The Chicago Cubs have done it again. After winning the National League’s central division, they were swept aside by the Arizona Diamondbacks. The Cubs have not won a World Series since 1908 and have not even appeared in one since 1945. Cubs fans are the brunt of bad jokes. We learn to respond by quoting St.
As a lectionary preacher, I’ve journeyed through the Gospel of Luke for
over 25 years. But this year I noticed something new. Luke places the
story of two rich folks in close textual proximity; in chapter 18, a
rich official remains nameless; in chapter 19, we meet a chief tax
collector named Zacchaeus. And in between?
On the sixth anniversary of 9/11 I joined a spokesperson for the American Muslim community on a panel focusing on the lasting effects of 9/11 on “faith, media and society.” The presentation by Imam A. Malik Mujahid, chair of the Council of Islamic Organizations of Greater Chicago, was illuminating—and discomforting.
Last year I attended a prayer vigil in downtown Jackson on the night of
a scheduled execution. A hard rain was falling. I recognized a couple
of people as fellow clergy and a couple of others as consistent
advocates for justice in our small state. It was just a small crowd
composed of those who have been praying and working against capital
punishment for years.
"I eventually realized that leaders are not made by books or workshops," says Lisa Yebuah of Edenton Street United Methodist Church in Raleigh, North Carolina. "Leaders are people who marry their knowledge to action."

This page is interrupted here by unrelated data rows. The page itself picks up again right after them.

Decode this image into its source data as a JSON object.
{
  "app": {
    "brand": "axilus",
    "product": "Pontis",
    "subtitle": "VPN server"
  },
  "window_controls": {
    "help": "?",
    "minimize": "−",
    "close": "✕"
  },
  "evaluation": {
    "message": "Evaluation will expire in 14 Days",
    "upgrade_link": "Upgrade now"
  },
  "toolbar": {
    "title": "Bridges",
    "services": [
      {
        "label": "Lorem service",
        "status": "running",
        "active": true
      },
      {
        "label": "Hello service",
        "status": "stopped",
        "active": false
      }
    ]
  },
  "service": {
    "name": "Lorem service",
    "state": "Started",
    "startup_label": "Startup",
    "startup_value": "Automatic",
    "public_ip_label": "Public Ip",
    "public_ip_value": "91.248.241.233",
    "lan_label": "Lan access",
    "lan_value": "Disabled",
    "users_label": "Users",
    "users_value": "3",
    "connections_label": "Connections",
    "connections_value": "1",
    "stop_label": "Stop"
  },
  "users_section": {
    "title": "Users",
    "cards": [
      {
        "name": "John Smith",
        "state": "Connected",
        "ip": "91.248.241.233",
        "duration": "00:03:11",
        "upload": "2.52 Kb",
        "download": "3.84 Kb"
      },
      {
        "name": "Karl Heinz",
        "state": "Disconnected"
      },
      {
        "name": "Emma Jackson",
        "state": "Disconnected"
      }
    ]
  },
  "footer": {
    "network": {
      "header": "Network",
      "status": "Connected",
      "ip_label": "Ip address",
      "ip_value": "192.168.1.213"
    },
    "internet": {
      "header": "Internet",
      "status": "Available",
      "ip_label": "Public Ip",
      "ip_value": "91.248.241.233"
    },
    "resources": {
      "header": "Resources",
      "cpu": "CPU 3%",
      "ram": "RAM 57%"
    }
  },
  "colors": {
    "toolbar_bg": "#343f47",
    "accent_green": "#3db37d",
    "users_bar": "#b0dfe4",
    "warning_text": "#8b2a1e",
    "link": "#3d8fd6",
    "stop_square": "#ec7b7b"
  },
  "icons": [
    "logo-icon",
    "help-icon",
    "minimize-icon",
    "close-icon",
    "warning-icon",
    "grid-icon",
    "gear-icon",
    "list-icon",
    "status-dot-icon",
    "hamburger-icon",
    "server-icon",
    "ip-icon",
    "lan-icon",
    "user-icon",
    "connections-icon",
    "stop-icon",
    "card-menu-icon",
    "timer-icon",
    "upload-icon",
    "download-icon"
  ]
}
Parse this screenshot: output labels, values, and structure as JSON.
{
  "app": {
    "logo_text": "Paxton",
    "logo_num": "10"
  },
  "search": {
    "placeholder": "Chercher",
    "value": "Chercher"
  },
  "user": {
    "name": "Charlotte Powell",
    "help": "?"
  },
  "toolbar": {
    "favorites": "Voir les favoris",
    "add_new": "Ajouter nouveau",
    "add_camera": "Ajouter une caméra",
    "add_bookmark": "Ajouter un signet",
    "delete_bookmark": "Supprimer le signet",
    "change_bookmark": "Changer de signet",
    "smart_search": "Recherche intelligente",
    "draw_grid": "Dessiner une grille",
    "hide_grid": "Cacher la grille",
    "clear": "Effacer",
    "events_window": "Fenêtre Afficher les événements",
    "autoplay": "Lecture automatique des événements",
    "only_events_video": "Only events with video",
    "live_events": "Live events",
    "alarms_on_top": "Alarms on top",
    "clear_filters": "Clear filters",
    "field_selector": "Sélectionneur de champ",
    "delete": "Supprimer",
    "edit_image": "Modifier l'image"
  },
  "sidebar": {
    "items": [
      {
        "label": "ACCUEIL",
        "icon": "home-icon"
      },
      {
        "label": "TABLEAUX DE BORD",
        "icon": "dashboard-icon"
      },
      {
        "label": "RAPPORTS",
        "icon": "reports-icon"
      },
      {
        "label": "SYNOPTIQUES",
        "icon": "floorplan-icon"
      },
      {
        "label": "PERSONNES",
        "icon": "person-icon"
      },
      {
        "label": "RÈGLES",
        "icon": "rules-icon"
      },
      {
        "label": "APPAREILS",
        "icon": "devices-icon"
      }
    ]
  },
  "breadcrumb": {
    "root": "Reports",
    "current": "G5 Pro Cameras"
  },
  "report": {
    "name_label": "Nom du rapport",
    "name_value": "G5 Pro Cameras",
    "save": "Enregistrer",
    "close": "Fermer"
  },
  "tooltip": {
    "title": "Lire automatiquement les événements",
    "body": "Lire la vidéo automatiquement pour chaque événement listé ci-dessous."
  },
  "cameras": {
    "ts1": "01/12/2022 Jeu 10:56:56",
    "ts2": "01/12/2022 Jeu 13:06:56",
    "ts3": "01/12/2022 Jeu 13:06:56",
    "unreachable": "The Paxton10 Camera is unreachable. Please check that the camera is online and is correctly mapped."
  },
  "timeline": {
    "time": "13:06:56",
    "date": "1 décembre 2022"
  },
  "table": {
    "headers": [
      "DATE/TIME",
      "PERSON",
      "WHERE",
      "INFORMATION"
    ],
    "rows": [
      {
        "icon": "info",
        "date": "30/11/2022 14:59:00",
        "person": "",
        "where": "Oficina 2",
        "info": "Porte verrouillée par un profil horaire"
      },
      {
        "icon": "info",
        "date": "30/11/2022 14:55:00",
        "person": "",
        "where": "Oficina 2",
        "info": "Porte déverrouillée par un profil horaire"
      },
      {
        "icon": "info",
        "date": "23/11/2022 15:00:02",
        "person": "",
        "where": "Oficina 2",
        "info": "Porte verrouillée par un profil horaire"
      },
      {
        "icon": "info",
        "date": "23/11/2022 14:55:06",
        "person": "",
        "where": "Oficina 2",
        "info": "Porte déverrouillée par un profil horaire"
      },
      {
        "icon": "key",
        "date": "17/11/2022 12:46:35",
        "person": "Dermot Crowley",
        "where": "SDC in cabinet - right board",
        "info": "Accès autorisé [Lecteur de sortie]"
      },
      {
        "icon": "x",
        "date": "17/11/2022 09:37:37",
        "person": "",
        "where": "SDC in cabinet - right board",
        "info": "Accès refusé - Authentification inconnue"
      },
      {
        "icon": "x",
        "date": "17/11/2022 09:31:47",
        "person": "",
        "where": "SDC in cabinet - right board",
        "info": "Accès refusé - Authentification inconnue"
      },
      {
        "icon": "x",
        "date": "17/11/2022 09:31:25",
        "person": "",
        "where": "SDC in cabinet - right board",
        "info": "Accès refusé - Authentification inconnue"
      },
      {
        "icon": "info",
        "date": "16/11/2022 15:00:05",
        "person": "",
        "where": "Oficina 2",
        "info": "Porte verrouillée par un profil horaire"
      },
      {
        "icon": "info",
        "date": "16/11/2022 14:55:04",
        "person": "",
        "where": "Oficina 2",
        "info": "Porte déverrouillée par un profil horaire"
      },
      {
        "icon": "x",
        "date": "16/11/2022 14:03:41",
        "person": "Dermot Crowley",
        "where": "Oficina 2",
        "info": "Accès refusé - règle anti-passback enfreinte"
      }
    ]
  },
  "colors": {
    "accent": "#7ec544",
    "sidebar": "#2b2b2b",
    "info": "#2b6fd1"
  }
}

"I've been given an opportunity to color outside the lines," says Nanette Sawyer of Grace Commons and St James Presbyterian Church in Chicago, "the permission and charge to be creative and experimental."
"Progressive Christians do a good job with issues like LGBT rights," says Dennis Sanders of First Christian Church (Disciples of Christ) in Minneapolis. "But we're less good at helping people become disciples of Jesus."
"Religious commitments are no longer taken for
granted as part of North American people's lives," says Scott Kershner of Holden Village, a Lutheran retreat center in Washington State. "So space opens up to
ask very basic and interesting questions."
Nov 30, 2011
| An interview with Carol Howard Merritt
"What would happen," asks Carol Howard Merritt of Western Presbyterian Church in Washington, D.C., "if we coupled baby boomers' prophetic focus with the pragmatism of my generation? What if the church unleashed us to plant churches?"
Jul 28, 2011
| An interview with Katherine Willis Pershey
"People need to hear the good news," says Katherine Willis Pershey of First Congregational Church in Western Springs, Illinois. "If the church doesn't take on this
mission, I'm afraid—well, that's where that sentence can end. I'm afraid."
"We have rejected much of our immediate [evangelical] past," says Josh Carney of his church, University Baptist Church in Waco, Texas. Looking to older traditions, "we found that some of our objections had already been
Pope Francis recently appeared in a video addressing Pentecostal Christians in friendly terms. He suggested that Pentecostals and Catholics are “brothers” in Christ and called for a relationship in which they embrace each other and together worship Jesus Christ as the only Lord of history. There has long been distrust between the two groups, and in some parts of the world Pentecostals are drawing large numbers of former Catholics. The video has gone viral among Pentecostals, and at least one Pentecostal expert has said the pope’s words have reset the relationship. When the pope was archbishop of Buenos Aires, he was criticized by some Catholics for being too cozy with Pentecostals (AP).